Your goal: In the data below, which lines hold "kind"? Copy every one.

Raw data:
::::::::
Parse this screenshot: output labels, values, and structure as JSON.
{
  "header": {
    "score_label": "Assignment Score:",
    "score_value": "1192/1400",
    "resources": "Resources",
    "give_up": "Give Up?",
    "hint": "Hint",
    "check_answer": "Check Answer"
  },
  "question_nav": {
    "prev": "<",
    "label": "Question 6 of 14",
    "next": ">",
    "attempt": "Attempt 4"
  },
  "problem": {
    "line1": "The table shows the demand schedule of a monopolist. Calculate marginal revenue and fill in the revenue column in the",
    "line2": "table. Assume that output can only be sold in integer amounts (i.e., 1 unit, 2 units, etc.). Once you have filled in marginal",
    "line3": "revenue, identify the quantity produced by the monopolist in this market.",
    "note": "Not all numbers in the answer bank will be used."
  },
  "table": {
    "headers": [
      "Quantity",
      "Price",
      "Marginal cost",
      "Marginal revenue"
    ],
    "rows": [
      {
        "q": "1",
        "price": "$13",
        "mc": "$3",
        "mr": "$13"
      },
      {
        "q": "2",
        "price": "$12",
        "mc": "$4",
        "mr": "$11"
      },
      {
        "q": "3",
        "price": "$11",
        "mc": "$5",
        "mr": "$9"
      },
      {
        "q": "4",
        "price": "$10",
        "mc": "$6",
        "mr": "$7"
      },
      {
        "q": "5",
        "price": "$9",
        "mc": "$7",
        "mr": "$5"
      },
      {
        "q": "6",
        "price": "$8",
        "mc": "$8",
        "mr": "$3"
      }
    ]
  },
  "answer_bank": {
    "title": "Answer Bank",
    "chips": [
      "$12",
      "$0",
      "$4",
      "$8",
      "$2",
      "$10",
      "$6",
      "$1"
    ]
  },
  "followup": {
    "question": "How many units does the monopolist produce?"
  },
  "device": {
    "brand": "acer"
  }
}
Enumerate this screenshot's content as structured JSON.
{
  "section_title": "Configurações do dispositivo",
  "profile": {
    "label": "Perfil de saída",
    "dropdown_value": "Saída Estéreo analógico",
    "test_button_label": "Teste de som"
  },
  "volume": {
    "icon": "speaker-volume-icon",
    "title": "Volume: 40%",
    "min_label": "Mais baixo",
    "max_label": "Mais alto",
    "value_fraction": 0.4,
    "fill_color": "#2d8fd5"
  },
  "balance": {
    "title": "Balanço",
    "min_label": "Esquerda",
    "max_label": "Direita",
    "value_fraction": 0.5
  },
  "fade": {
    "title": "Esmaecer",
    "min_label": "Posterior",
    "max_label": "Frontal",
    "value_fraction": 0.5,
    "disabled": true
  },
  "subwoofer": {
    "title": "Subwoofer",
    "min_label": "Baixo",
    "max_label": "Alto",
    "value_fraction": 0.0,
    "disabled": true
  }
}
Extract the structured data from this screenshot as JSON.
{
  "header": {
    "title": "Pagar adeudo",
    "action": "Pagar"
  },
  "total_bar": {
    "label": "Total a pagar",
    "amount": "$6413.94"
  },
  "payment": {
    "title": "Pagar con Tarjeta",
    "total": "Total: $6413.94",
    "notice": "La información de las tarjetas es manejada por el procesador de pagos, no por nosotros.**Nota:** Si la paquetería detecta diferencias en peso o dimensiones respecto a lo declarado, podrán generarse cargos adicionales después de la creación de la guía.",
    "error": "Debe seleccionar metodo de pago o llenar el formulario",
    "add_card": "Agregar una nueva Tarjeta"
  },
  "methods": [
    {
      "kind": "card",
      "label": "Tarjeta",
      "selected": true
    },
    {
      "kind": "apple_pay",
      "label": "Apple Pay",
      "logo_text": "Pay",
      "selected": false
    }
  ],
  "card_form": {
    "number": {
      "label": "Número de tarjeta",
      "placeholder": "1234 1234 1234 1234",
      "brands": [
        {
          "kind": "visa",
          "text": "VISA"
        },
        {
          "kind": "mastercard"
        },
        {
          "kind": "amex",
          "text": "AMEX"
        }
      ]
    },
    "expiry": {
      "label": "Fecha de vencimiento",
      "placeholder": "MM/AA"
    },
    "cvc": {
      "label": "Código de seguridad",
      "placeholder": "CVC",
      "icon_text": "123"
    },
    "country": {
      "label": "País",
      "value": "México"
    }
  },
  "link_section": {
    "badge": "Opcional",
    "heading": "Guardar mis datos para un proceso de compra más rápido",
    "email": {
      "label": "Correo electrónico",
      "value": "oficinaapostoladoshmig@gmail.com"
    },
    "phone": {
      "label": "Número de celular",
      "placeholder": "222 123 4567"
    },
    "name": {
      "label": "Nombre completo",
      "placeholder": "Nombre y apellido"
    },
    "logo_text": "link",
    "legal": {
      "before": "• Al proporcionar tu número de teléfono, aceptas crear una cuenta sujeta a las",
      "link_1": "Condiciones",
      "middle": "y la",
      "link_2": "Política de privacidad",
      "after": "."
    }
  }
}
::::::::
Expected answer:
      "kind": "card",
      "kind": "apple_pay",
          "kind": "visa",
          "kind": "mastercard"
          "kind": "amex",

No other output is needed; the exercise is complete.